What to work on
Report the number of lines in the records below that contain the word "Tathawade", and nothing more.

_____

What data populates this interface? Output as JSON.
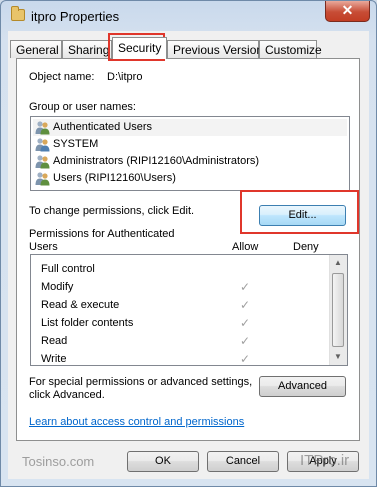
{
  "window": {
    "title": "itpro Properties",
    "close_label": "✕"
  },
  "tabs": [
    {
      "label": "General"
    },
    {
      "label": "Sharing"
    },
    {
      "label": "Security"
    },
    {
      "label": "Previous Versions"
    },
    {
      "label": "Customize"
    }
  ],
  "object": {
    "label": "Object name:",
    "value": "D:\\itpro"
  },
  "groups": {
    "label": "Group or user names:",
    "items": [
      {
        "name": "Authenticated Users"
      },
      {
        "name": "SYSTEM"
      },
      {
        "name": "Administrators (RIPI12160\\Administrators)"
      },
      {
        "name": "Users (RIPI12160\\Users)"
      }
    ]
  },
  "change_text": "To change permissions, click Edit.",
  "edit_button": "Edit...",
  "permissions": {
    "header_line1": "Permissions for Authenticated",
    "header_line2": "Users",
    "allow_label": "Allow",
    "deny_label": "Deny",
    "rows": [
      {
        "name": "Full control",
        "allow": false
      },
      {
        "name": "Modify",
        "allow": true
      },
      {
        "name": "Read & execute",
        "allow": true
      },
      {
        "name": "List folder contents",
        "allow": true
      },
      {
        "name": "Read",
        "allow": true
      },
      {
        "name": "Write",
        "allow": true
      }
    ]
  },
  "special": {
    "line1": "For special permissions or advanced settings,",
    "line2": "click Advanced.",
    "button": "Advanced"
  },
  "learn_link": "Learn about access control and permissions",
  "footer": {
    "ok": "OK",
    "cancel": "Cancel",
    "apply": "Apply"
  },
  "watermark": {
    "left": "Tosinso.com",
    "right": "ITPro.ir"
  },
  "colors": {
    "highlight_box": "#e0362b",
    "link": "#0066cc"
  }
}
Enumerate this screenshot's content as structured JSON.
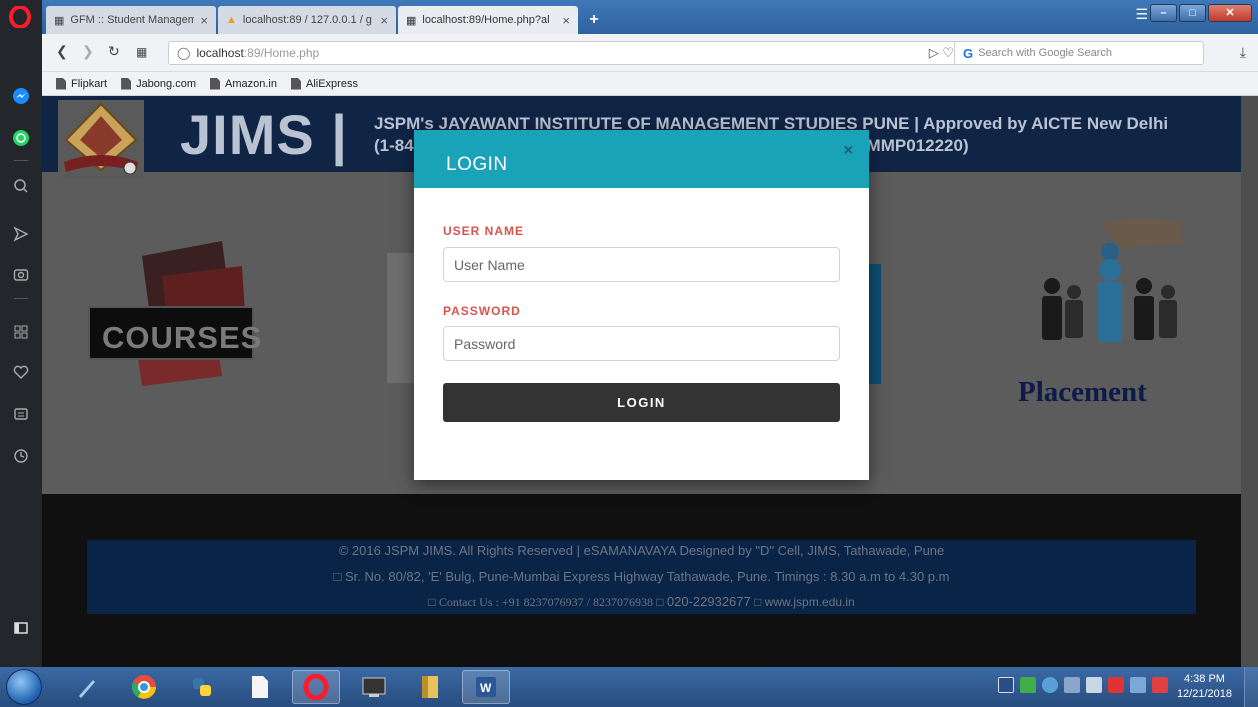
{
  "browser": {
    "tabs": [
      {
        "title": "GFM :: Student Manageme"
      },
      {
        "title": "localhost:89 / 127.0.0.1 / g"
      },
      {
        "title": "localhost:89/Home.php?al"
      }
    ],
    "url_host": "localhost",
    "url_rest": ":89/Home.php",
    "search_placeholder": "Search with Google Search",
    "bookmarks": [
      "Flipkart",
      "Jabong.com",
      "Amazon.in",
      "AliExpress"
    ]
  },
  "site": {
    "brand": "JIMS |",
    "header_line1": "JSPM's JAYAWANT INSTITUTE OF MANAGEMENT STUDIES PUNE | Approved by AICTE New Delhi",
    "header_line2": "(1-84",
    "header_line2_tail": "y (IMMP012220)",
    "courses_label": "COURSES",
    "placement_label": "Placement"
  },
  "modal": {
    "title": "LOGIN",
    "close": "×",
    "username_label": "USER NAME",
    "username_placeholder": "User Name",
    "password_label": "PASSWORD",
    "password_placeholder": "Password",
    "submit": "LOGIN"
  },
  "footer": {
    "line1": "© 2016 JSPM JIMS. All Rights Reserved | eSAMANAVAYA Designed by \"D\" Cell, JIMS, Tathawade, Pune",
    "line2": "Sr. No. 80/82, 'E' Bulg, Pune-Mumbai Express Highway Tathawade, Pune.  Timings : 8.30 a.m to 4.30 p.m",
    "line3_contact": "Contact Us : +91 8237076937 / 8237076938",
    "line3_phone": "020-22932677",
    "line3_web": "www.jspm.edu.in"
  },
  "taskbar": {
    "time": "4:38 PM",
    "date": "12/21/2018"
  },
  "colors": {
    "modal_header": "#1aa3b8",
    "label_red": "#d9534f",
    "login_button": "#333333",
    "site_header": "#102546"
  }
}
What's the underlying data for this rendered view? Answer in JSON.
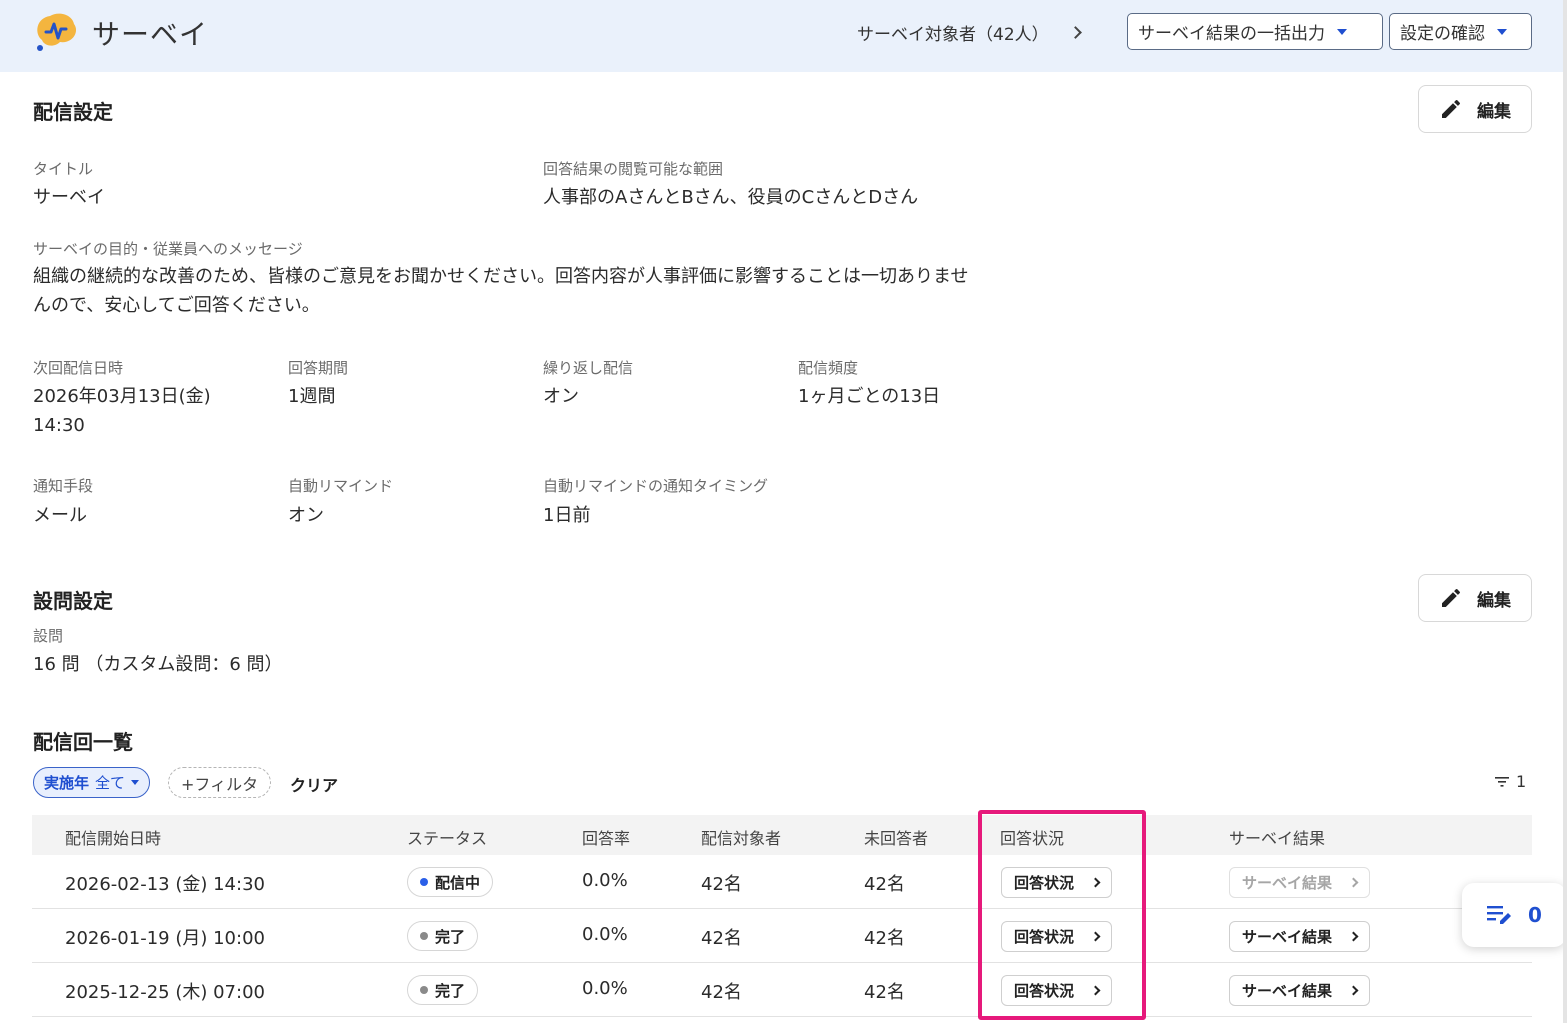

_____

Result of the exercise
2